I Need Old Lessons (Still, Again, Whatever)

[Editor’s Note: Re-run from so long ago you can’t recall it or didn’t see it anyway]
{Author’s Note: I’m busy and there is no editor and even if there was I’d have him sanding things instead of editing}

I’m not old, really.

I don’t mind the idea of getting old — I guess. I hate many of the early manifestations of it, of course. I don’t like waking up feeling worse than when I went to sleep. There was some creaking in the hips after pulling my toddler son in a wagon all over creation on Hallowe’en. The calendar really does have a sense of urgency now; it never did when I was young and dumb.

So I’m ready to learn. I’m in the market for Old Lessons, but no one’s selling. Everybody justs acts like overgrown teenagers until the day they die.

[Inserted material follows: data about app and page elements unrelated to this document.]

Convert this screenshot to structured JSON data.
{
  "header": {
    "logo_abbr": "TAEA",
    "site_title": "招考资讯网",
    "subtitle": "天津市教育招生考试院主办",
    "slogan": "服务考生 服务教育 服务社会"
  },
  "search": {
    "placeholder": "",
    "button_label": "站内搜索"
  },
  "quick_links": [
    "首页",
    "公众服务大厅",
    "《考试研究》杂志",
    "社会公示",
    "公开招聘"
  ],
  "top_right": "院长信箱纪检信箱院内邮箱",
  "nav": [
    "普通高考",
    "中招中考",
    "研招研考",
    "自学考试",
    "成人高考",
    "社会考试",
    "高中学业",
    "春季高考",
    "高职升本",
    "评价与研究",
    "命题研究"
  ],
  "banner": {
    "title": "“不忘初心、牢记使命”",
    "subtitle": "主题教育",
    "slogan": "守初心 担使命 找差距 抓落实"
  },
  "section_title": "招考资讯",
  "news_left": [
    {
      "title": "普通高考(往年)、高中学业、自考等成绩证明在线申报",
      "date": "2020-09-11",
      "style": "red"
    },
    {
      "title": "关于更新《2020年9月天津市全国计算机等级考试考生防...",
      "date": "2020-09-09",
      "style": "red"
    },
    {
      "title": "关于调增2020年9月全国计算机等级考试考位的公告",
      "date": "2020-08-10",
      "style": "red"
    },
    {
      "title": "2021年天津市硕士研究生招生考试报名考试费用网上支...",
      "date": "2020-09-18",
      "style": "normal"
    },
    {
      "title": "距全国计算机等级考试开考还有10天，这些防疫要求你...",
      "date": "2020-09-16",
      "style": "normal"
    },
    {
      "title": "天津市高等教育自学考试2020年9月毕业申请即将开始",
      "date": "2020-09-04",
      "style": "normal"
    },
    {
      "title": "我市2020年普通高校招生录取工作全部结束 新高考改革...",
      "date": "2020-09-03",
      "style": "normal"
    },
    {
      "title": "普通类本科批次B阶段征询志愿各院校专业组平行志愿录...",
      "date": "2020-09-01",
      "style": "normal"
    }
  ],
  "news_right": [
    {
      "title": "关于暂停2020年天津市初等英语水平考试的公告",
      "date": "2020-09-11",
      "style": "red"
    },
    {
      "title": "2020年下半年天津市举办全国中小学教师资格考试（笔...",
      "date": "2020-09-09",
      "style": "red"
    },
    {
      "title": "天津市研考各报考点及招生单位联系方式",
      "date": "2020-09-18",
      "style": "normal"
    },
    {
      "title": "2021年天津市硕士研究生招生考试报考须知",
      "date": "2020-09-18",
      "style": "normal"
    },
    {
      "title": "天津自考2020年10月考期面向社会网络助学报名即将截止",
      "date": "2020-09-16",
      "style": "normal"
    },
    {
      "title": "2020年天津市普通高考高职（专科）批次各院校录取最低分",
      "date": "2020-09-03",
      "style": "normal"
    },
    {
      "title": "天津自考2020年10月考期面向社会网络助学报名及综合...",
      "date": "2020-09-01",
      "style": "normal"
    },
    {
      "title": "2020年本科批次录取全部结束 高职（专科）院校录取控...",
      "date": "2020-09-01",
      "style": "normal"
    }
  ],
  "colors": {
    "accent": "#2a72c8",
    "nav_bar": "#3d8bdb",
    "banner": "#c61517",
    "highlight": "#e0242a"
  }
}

And I’m not interested.

You see, I’d like to be dignified, at least a bit. Is that so hard to understand? Forget the calendar; just hanging around long enough to see bell bottom pants come and go and come again is enough for me to think: I’m getting off this crazy train.

I don’t want a second wife. I don’t need any Viagra.

I don’t want to listen to Jay-Z records… I mean discs… grrrrr… downloads.

I don’t want to dress like an effeminate Frenchman and wear a helmet to ride a bicycle. I don’t want to wear sneakers to funerals.

I don’t want to get married on a beach by a Vegan Wiccan mail order minister, while releasing doves. I don’t want to go to Disneyland – and leave my children home. I don’t want to get dressed up for Hallowe’en.

I don’t want to watch television. I don’t want to paint my face to attend sporting events and run on the field. I’d prefer to dress like Tom Landry. I think all the coaches should dress like Tom Landry, too.

I don’t want to drink out of a great big sippie cup all the time, like a gigantic infant, just because you’ve all decided that you’re dehydrated.

Note to the world: Coca-Cola, and all its brethren, is candy. It’s sugar dissolved in fizzy water. Only latchkey children eat candy all day long. Note also that Diet Coke and all its brethren are diet candy. Diet candy is for diabetics. What kind of person eats diet candy all day long? I don’t know, but they’re not going to be giving me any adult lessons. I’ll have a glass of water, thanks. In a glass. A glass glass.

I don’t want to see Lindsey Lohan naked. I don’t want to see Lindsey Lohan clothed. No bungie jumping. No fantasy camp. No Zima. I don’t want a Dodge Viper. I refuse to walk around with things stuck in my ears to listen to rock music that I could recite from memory anyway. I don’t want a tattoo. I don’t want an earring. I don’t want a Harley.

I don’t want to give anybody a high five.

I like it when the clerk at the bank calls me “sir”. But then again, I always did. I’m not “dood.” I don’t want anyone to ask me for my driver’s license when I buy booze. There were 48 states when I was born, and one telephone company, kid. Give me my booze.

And no — no diet beer. That’s for little girls. I’m a man. And I’m going to be an old man someday…

If it kills me.

Wait For It

Cary Grant Versus Marvin Gaye

What did I do before the internet? Oh, yes. I watched Cary Grant movies, and listened to Marvin Gaye records.

The End Of History

A few years ago, a pack of morons who shall remain nameless remarked that we’d come to “the end of history.” Since we’re gettin’ history, full-bore and in spades every day, I think that remark and all the people who seized on it need to be ridiculed as the myopic narcissists they were, and are. BTW, electing people that claim that problems stop because they’re in charge is unwise. I indulge my children by closing the closet door at bedtime because they’re afraid a monster might be in there looking at them. If there really was a monster in there, I wouldn’t tell them to go to sleep and close the door anyway. There’s no monster scarier than Dad.

Sam Cooke has one of the loveliest voices in the history of lovely voices. It was fun to hear it lilt over that compendium of things. I’ve been around for a while. These people are not my contemporaries, but none of them are obscure to me, either. What a rollicking half-century it’s been, chock-a-block full of history, really. Did you know everybody in there? They made some history for themselves, instead of stickin’ their fingers in their ears and going lalalalalala…. Try it, it’s fun. The history, I mean.

Month: November 2007

Find Stuff:

Archives